One of the most stark and heart-breaking examples was the massive 2010 earthquake in Haiti. After decades of environmental destruction, political instability and uneven or lack of investments in education and health a huge earthquake struck the country. The staggering human suffering was compounded by a loss of some 15 percent of Haiti’s GDP.
That same year, Cyclone Evan cost Samoa one third of its annual economic output. Over a decade, Jamaica’s annual losses equalled about two and a half per cent of its average annual investment, mostly from hurricanes.
The human, but also the business case, for action is clear.
When a disaster strikes, the immediate damage is just the first problem. Over time, the affected areas will have to cope with lasting economic shocks. On average, a country’s debt-to-GDP ratio increases almost 25 percentage points in the three years following a disaster. For small island developing states, recurrent disasters deepen debt. Governments spend so much rebuilding, that they cannot provide the same level of basic services to their citizens. This is causes social and individual problem.
If we are ever to attain sustainable development, we must address disaster and climate risks, especially in Small Island Developing States.
The Third International Conference on Small Island Developing States next year in Samoa offers an important opportunity to build political commitment, launch partnerships and take action. I hope that disaster risk reduction and disaster management will receive due attention.
Our discussions today, the conference in Samoa and other dialogues on the risks facing small island developing States can contribute to the global process of forging a vision for the post-2015 development agenda. Poor people are disproportionately affected, so this must be included in the development agenda.
In this effort, we should draw on lessons from the past to forge a safer future.
At the same time, we cannot wait for full agreement on the next sustainable development agenda to strengthen collaboration between Small Island Developing States and their development partners.
A renewed global partnership must aim to help countries manage multiple risks so that they can pursue inclusive economic growth, social development and environmental sustainability.
Last year’s Rio+20 UN Conference on Sustainable Development reaffirmed the special development needs of these countries.
They suffer disproportionately from the effects of climate change – and they deserve additional assistance. They collectively contribute less than 1 per cent of total carbon dioxide emissions. But ironically, losses from climate-related disasters may affect their entire economy and territory, in fact endanger their very existence.
Since small island development States are on the frontlines of the climate crisis, I expect their situation will be at the top of the agenda at the Samoa Conference. We have to assist vulnerable countries in building resilience to the effects of climate change.
The business community can help strengthen the economies of small island developing States. They make major investments which can and should be targeted to also address risks.
When we think of small island developing States many of us imagine paradise. The post card pictures. That is why they attract so many tourists looking for tranquillity and life at the sea side. Governments should work with business to promote investments in tourism which address risk and support sustainable development, including employment opportunities.

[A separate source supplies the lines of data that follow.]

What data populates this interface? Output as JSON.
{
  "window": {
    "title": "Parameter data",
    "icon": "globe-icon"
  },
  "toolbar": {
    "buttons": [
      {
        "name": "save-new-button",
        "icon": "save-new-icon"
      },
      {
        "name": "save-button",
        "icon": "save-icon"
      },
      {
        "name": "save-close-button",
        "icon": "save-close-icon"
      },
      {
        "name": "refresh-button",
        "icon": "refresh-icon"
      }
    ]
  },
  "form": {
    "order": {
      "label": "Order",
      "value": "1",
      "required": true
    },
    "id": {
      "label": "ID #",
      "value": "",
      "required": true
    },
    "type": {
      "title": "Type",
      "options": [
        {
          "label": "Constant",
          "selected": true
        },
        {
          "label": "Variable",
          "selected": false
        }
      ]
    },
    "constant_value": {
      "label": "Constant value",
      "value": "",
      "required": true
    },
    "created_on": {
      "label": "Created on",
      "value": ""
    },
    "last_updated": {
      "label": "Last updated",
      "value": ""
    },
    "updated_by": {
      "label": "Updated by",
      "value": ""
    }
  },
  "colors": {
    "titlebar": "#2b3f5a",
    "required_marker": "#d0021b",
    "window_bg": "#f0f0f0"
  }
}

Small island developing States have paid close attention to climate change and disaster risk for decades. Their leaders and people knew that these issues were important long before they rose to the top of the global agenda.
I count on small island developing States to continue to lead the way with ideas, innovation and energy to strengthen partnerships that benefit everybody. And we must listen to them.